§ **EXERCISE DESCRIPTION**: Retype all of the data shown below, keeping every character the same.

§ **STUDY MATERIAL**:
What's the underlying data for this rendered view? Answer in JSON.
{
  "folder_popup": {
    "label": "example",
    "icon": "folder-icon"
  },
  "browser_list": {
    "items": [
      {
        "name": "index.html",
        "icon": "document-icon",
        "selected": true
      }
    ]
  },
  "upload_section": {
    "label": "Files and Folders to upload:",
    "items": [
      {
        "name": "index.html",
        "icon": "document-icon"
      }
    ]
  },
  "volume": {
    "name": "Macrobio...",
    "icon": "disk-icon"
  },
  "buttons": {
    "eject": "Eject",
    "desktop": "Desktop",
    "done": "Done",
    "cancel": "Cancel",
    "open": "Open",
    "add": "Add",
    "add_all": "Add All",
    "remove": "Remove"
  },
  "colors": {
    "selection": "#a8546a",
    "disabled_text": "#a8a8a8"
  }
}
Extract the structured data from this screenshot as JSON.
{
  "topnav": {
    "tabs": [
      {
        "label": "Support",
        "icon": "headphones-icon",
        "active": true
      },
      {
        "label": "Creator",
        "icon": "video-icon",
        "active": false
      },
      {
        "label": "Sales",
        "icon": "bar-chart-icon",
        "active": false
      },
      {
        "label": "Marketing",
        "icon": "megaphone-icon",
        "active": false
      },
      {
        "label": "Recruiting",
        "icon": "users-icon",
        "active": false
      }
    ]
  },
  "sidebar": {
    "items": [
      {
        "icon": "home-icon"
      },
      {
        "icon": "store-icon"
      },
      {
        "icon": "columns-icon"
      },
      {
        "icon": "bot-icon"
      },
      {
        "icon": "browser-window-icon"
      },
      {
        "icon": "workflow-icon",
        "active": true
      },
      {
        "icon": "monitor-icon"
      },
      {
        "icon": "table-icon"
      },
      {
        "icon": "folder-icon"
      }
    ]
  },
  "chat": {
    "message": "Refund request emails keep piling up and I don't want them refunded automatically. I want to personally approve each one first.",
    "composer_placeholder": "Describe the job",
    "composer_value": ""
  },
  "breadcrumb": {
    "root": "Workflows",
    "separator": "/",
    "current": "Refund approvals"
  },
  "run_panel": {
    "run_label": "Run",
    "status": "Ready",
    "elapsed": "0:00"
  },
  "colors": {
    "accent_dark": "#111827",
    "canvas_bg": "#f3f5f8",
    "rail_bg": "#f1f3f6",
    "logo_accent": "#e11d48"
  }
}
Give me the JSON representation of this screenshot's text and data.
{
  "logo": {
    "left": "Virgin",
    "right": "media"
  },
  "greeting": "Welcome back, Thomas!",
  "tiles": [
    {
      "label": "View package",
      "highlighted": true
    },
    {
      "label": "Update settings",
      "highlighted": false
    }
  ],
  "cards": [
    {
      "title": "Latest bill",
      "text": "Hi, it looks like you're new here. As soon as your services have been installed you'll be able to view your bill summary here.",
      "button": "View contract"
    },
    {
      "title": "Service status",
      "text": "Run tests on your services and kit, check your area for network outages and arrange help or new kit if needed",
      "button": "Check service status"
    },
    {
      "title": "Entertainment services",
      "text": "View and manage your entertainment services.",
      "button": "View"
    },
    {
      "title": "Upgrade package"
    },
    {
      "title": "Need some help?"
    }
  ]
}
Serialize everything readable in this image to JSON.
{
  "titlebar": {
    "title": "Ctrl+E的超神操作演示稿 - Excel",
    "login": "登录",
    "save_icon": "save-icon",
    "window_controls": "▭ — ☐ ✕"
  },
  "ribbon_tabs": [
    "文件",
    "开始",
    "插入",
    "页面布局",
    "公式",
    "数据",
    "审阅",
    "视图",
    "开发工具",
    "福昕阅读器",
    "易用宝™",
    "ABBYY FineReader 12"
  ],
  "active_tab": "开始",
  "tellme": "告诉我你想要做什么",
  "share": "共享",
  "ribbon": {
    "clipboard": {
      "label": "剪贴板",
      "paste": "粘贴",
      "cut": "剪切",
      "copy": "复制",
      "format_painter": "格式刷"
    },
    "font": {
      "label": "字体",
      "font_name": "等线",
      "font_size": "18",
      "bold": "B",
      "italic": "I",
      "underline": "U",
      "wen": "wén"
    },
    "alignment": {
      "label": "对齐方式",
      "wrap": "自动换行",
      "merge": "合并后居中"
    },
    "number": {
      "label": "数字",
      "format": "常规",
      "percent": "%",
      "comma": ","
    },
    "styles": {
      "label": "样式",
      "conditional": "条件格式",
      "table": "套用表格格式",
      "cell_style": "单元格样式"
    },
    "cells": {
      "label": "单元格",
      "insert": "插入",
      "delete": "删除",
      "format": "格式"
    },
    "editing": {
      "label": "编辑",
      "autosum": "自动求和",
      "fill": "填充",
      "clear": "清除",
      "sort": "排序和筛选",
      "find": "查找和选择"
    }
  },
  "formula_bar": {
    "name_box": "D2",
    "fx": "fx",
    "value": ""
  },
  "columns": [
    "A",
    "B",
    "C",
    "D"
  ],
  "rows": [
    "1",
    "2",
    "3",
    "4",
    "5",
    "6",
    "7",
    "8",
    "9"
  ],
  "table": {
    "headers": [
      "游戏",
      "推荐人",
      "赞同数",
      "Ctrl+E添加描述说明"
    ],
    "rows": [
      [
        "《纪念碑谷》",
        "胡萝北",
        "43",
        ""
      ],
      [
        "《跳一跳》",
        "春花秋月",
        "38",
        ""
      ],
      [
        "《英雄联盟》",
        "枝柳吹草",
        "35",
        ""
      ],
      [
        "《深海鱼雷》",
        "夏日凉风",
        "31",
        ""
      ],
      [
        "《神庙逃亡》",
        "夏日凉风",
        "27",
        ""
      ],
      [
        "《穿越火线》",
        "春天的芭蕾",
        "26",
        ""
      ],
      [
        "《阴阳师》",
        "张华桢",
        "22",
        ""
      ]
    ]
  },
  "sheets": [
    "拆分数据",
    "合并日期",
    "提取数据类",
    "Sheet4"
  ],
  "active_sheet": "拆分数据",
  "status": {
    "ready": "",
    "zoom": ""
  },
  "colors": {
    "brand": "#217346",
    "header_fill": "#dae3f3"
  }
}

§ **TASK RESULT**:
What's the underlying data for this rendered view? Answer in JSON.
{
  "folder_popup": {
    "label": "example",
    "icon": "folder-icon"
  },
  "browser_list": {
    "items": [
      {
        "name": "index.html",
        "icon": "document-icon",
        "selected": true
      }
    ]
  },
  "upload_section": {
    "label": "Files and Folders to upload:",
    "items": [
      {
        "name": "index.html",
        "icon": "document-icon"
      }
    ]
  },
  "volume": {
    "name": "Macrobio...",
    "icon": "disk-icon"
  },
  "buttons": {
    "eject": "Eject",
    "desktop": "Desktop",
    "done": "Done",
    "cancel": "Cancel",
    "open": "Open",
    "add": "Add",
    "add_all": "Add All",
    "remove": "Remove"
  },
  "colors": {
    "selection": "#a8546a",
    "disabled_text": "#a8a8a8"
  }
}
Extract the structured data from this screenshot as JSON.
{
  "topnav": {
    "tabs": [
      {
        "label": "Support",
        "icon": "headphones-icon",
        "active": true
      },
      {
        "label": "Creator",
        "icon": "video-icon",
        "active": false
      },
      {
        "label": "Sales",
        "icon": "bar-chart-icon",
        "active": false
      },
      {
        "label": "Marketing",
        "icon": "megaphone-icon",
        "active": false
      },
      {
        "label": "Recruiting",
        "icon": "users-icon",
        "active": false
      }
    ]
  },
  "sidebar": {
    "items": [
      {
        "icon": "home-icon"
      },
      {
        "icon": "store-icon"
      },
      {
        "icon": "columns-icon"
      },
      {
        "icon": "bot-icon"
      },
      {
        "icon": "browser-window-icon"
      },
      {
        "icon": "workflow-icon",
        "active": true
      },
      {
        "icon": "monitor-icon"
      },
      {
        "icon": "table-icon"
      },
      {
        "icon": "folder-icon"
      }
    ]
  },
  "chat": {
    "message": "Refund request emails keep piling up and I don't want them refunded automatically. I want to personally approve each one first.",
    "composer_placeholder": "Describe the job",
    "composer_value": ""
  },
  "breadcrumb": {
    "root": "Workflows",
    "separator": "/",
    "current": "Refund approvals"
  },
  "run_panel": {
    "run_label": "Run",
    "status": "Ready",
    "elapsed": "0:00"
  },
  "colors": {
    "accent_dark": "#111827",
    "canvas_bg": "#f3f5f8",
    "rail_bg": "#f1f3f6",
    "logo_accent": "#e11d48"
  }
}
Give me the JSON representation of this screenshot's text and data.
{
  "logo": {
    "left": "Virgin",
    "right": "media"
  },
  "greeting": "Welcome back, Thomas!",
  "tiles": [
    {
      "label": "View package",
      "highlighted": true
    },
    {
      "label": "Update settings",
      "highlighted": false
    }
  ],
  "cards": [
    {
      "title": "Latest bill",
      "text": "Hi, it looks like you're new here. As soon as your services have been installed you'll be able to view your bill summary here.",
      "button": "View contract"
    },
    {
      "title": "Service status",
      "text": "Run tests on your services and kit, check your area for network outages and arrange help or new kit if needed",
      "button": "Check service status"
    },
    {
      "title": "Entertainment services",
      "text": "View and manage your entertainment services.",
      "button": "View"
    },
    {
      "title": "Upgrade package"
    },
    {
      "title": "Need some help?"
    }
  ]
}
Serialize everything readable in this image to JSON.
{
  "titlebar": {
    "title": "Ctrl+E的超神操作演示稿 - Excel",
    "login": "登录",
    "save_icon": "save-icon",
    "window_controls": "▭ — ☐ ✕"
  },
  "ribbon_tabs": [
    "文件",
    "开始",
    "插入",
    "页面布局",
    "公式",
    "数据",
    "审阅",
    "视图",
    "开发工具",
    "福昕阅读器",
    "易用宝™",
    "ABBYY FineReader 12"
  ],
  "active_tab": "开始",
  "tellme": "告诉我你想要做什么",
  "share": "共享",
  "ribbon": {
    "clipboard": {
      "label": "剪贴板",
      "paste": "粘贴",
      "cut": "剪切",
      "copy": "复制",
      "format_painter": "格式刷"
    },
    "font": {
      "label": "字体",
      "font_name": "等线",
      "font_size": "18",
      "bold": "B",
      "italic": "I",
      "underline": "U",
      "wen": "wén"
    },
    "alignment": {
      "label": "对齐方式",
      "wrap": "自动换行",
      "merge": "合并后居中"
    },
    "number": {
      "label": "数字",
      "format": "常规",
      "percent": "%",
      "comma": ","
    },
    "styles": {
      "label": "样式",
      "conditional": "条件格式",
      "table": "套用表格格式",
      "cell_style": "单元格样式"
    },
    "cells": {
      "label": "单元格",
      "insert": "插入",
      "delete": "删除",
      "format": "格式"
    },
    "editing": {
      "label": "编辑",
      "autosum": "自动求和",
      "fill": "填充",
      "clear": "清除",
      "sort": "排序和筛选",
      "find": "查找和选择"
    }
  },
  "formula_bar": {
    "name_box": "D2",
    "fx": "fx",
    "value": ""
  },
  "columns": [
    "A",
    "B",
    "C",
    "D"
  ],
  "rows": [
    "1",
    "2",
    "3",
    "4",
    "5",
    "6",
    "7",
    "8",
    "9"
  ],
  "table": {
    "headers": [
      "游戏",
      "推荐人",
      "赞同数",
      "Ctrl+E添加描述说明"
    ],
    "rows": [
      [
        "《纪念碑谷》",
        "胡萝北",
        "43",
        ""
      ],
      [
        "《跳一跳》",
        "春花秋月",
        "38",
        ""
      ],
      [
        "《英雄联盟》",
        "枝柳吹草",
        "35",
        ""
      ],
      [
        "《深海鱼雷》",
        "夏日凉风",
        "31",
        ""
      ],
      [
        "《神庙逃亡》",
        "夏日凉风",
        "27",
        ""
      ],
      [
        "《穿越火线》",
        "春天的芭蕾",
        "26",
        ""
      ],
      [
        "《阴阳师》",
        "张华桢",
        "22",
        ""
      ]
    ]
  },
  "sheets": [
    "拆分数据",
    "合并日期",
    "提取数据类",
    "Sheet4"
  ],
  "active_sheet": "拆分数据",
  "status": {
    "ready": "",
    "zoom": ""
  },
  "colors": {
    "brand": "#217346",
    "header_fill": "#dae3f3"
  }
}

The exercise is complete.